Many cities sport stand-alone coliving spaces, but there are a few players moving the market in multiple places, and their models vary.
The larger group of coliving companies use the month-to-month rental model. These companies include names like Common, Ollie, Roam, and StarCity. Think of them as renting a month-to-month apartment, but that apartment is a room in a coliving space.
Another emerging trend is the find-a-roommate model. These services leverage tech to more or less place you in an apartment with roommates. These lean slightly more on the side of college dorm assignments then coliving. You can find this model at companies like Venn and Bungalow.
Outsite, along with WeLive and The Collective, operate on the flexible stay model. Length of stay can vary from a few days for a few months, giving guests greater flexibility.
A day in the life at a coliving space
Much of coliving's appeal comes from the fact that it fits so well with many different lifestyles.
Typically, a day at a coliving space involves morning work sessions, meetings, lunch on your own, afternoon work sessions, breaks, and dinner or evening activities as a group.
After a week at Outsite San Diego - Encinitas Grandview, Outsite's Head of Community put together this script of a typical day there.
Wake up. Take a quick walk around the block in the sunrise. Head to the kitchen for coffee (or make coffee for the house) while eating breakfast.
Head up to the workspace to start work. Spend a few hours on important tasks, calls, and discussing ideas with teammates online and asking the opinion of coliving residents.
Break for lunch. Enjoy leftovers from a community potluck you and your fellow residents had the night before. Return to workspace for some more work.
Take a surf or yoga break. Head down the street to the beach for a few hours of surfing/yoga with a fellow house resident as the sun goes down.
Work for a few more hours, finalize any tasks that have come in over the course of the day.
Head to dinner at a local restaurant with a couple fellow residents, or enjoy trivia night at the local bar.
Time for bed. Wake up the next day rested and ready to do it all again!
Tips and Etiquette
If you’re still on board with the coliving idea (we are too!), there’s one last thing to consider before taking the leap: how to make a successful transition from your current life/work model to coliving.
Here are some tips, tricks, and etiquette to help you understand what you need to do – and avoid – as part of a coliving community.
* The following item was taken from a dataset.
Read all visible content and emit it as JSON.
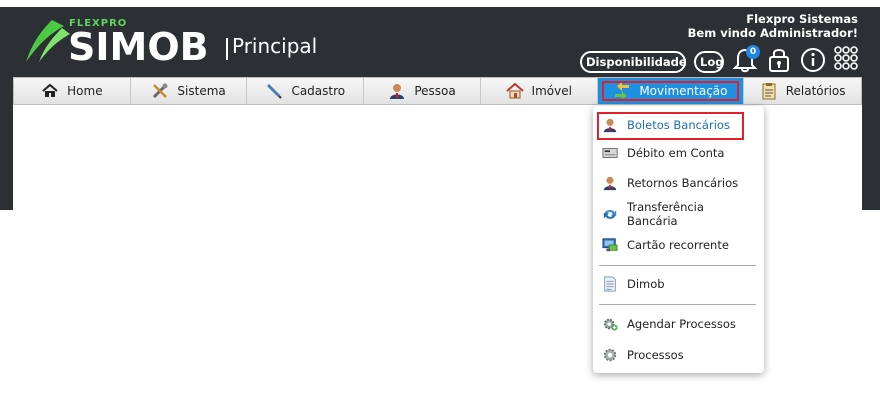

Be an active member of the community
Join events, meet your housemates and fellow residents, and take an active role in connecting with those you’re living with.
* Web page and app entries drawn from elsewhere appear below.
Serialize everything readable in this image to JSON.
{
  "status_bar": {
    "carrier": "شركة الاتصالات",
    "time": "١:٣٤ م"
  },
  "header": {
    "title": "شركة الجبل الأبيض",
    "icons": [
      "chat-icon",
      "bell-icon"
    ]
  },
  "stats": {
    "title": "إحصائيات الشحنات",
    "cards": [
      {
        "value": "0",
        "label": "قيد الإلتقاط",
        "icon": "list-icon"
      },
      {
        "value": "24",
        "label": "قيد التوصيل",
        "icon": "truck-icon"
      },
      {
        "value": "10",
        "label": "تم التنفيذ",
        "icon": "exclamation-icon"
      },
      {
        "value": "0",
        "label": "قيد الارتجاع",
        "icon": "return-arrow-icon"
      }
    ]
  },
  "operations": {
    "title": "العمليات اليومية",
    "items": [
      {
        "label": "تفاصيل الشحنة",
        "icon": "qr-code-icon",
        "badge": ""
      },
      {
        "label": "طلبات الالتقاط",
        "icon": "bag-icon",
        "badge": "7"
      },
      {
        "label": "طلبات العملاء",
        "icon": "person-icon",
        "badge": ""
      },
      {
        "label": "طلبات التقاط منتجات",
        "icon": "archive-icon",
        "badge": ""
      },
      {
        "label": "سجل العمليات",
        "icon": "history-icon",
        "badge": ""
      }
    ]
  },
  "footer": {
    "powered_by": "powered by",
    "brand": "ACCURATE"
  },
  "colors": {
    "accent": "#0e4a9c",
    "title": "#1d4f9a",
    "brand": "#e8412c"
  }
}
Be considerate of your fellow resident
If keeping your space tidy is tough, opt for a single room and confine your mess to your personal surroundings.
Respect the house rules
Guests, noise, and privacy are common friction points - following the rules makes things smoother.
Even more than coworking, you need to be a self-sufficient, productive member of the space.
Respect Common Areas
The kitchen and dining spaces as sacred. Everyone has to use them, so tidying up after yourself will keep you in everyone’s good books.
Be a wallflower
You don’t have to be social all the time, but it’s impossible to avoid everyone if you’re living in a co-living space.
Be that guy
Do your part, and carry your weight in keeping the coliving space neat, tidy, and nice to live in.
Annoy anyone with headphones on
Headphones mean someone is working or on a call, or they just don’t want to talk.
Break the rules
It's everyones home, and you have to respect that.
Disrespect others space, time, or privacy
The great part about coliving is that you’ll usually find people with the same values and priorities – bad roommates are few and far between.
Respect is crucial to keeping harmony. If you can do that, and take an active part in your community, you’ll have a successful experience that others enjoy too.
The future of coliving
The foundation is laid, but the coliving concept will continue to expand into the many existing gaps in the market. Expect interest and demographic based communities to grow (think retirees, or entrepreneurs), as well as for coliving players to continue to expand the footprint of both their offerings and available locations into the future.
Is coliving in your future? Find out by exploring Outsite's locations worldwide.